"London Mechanics Institute Building". Canada's Historic Places. Parks Canada. www.historicplaces.ca/en/rep-reg/place-lieu.aspx?id=11682&pid=0
Front View - 229 Dundas St
Braustein, Martina. "Image 1/3 - London Mechanics Institute Building." Canada's Historic Places. www.historicplaces.ca/en/rep-reg/image-image.aspx?id=11682#i1
"Cigarettes for the Troops" shows at the Majestic Theatre, London, Ontario
This is a scene from the production "Cigarettes for the Troops" which was being performed at the Majestic Theatre. Stanley Meredith and Kit Smart are the actors on stage.
There is a handwritten inscription on the back of the photograph.
""Cigarettes for the Troops" shows at the Majestic Theatre, London, Ontario". Ivey Family London Room Digital Collections. London Public Library. images.ourontario.ca/london/2303563/data
Palace Theatre London
Address: 710 Dundas Street
The property where the theatre now sits was the original location of the “Jubilee Home for the Incurables”. This “infirmary” was operated by the Women’s Christian Association from 1896 until the 1920’s, when it was relocated to Grand Avenue and renamed Parkwood Hospital. When the new orchestra pit at the Palace was excavated, the foundation walls and basement floor of the original Jubilee Home for the Incurables were discovered, just a few feet below the auditorium floor.
The Palace Theatre originally opened as a silent movie theatre in March of 1929, just prior to the stock market crash in October of the same year.
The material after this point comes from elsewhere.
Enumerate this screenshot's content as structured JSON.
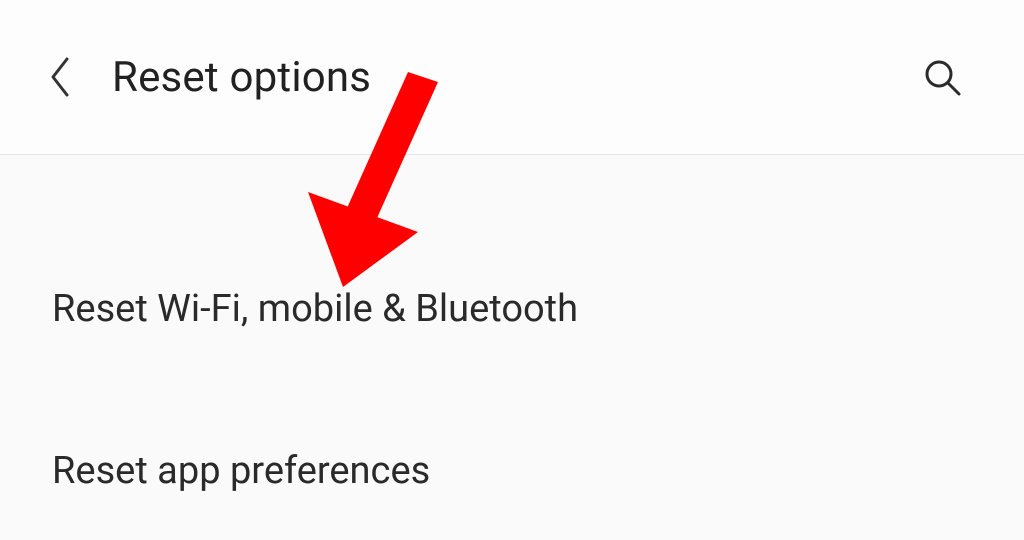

It was the last theatre built in London until well into the 1940's. The first movie to grace the screen when the theatre opened in 1929 was the silent film Synthetic Sin, featuring Colleen Moore as “a good little bad girl who wanted to sin and suffer”. The shift to Talking pictures and the advent of the great depression, saw the owners of the property, Hyatt Brothers Construction, leasing the building to Famous Players and ultimately to 20th Century Theatre.
The Palace operated as a neighbourhood movie theatre throughout the 1930's and 40’s showing popular movies such as The Gay Divorcee with Fred Astaire and Ginger Rogers, Return of the Cisco Kid with Jimmy Durante, A Foreign Affair with Marlene Dietrich and Something for the Boys starring Carmen Miranda. It was the habit of the time to hold small talent shows on Saturday afternoons during the intermission between movies. Many people over the past 20 years have told us they tread the boards at the Palace as a child, doing their stand up routine, and winning a small prize.
In 1948 the building was sold to Famous Players and underwent considerable renovation before it reopened in 1951 as the Park Theatre. This renovation saw the removal of much of the theatre's original ornamentation, including the original auditorium chandeliers, and its “modernization”, to a 1950’s style cinema. A large wall-to-wall cinema-scope curved screen was installed over the north end of the auditorium, sealing off the access to the Palace stage for what was to be eventually almost 35 years. The newly renovated and fully air conditioned Park Theatre had audiences lining around the block, to enjoy such classics as Ben Hur, My Fair Lady and The Ten Commandments. The Park was considered a first run theatre, and was the venue of choice for such blockbusters as the Star Wars: A New Hope and Raiders of the Lost Ark. The trend toward multi-plex theatres in the late 1970’s and 1980’s led to a decline in attendance at the Park, and finally the old theatre closed its doors for the last time in September of 1989.
The renovations LCP undertook in the period between purchasing the building in November of 1990 and opening night on July 17, 1991 were prodigious.
"History of the Palace - The Palace Theatre." The Palace Theatre. 2016. www.palacetheatre.ca/history-of-the-palace/
The Palace Theatre - Home of the London Community Players
"History of the Palace - The Palace Theatre." The Palace Theatre. 2016. www.palacetheatre.ca/history-of-the-palace/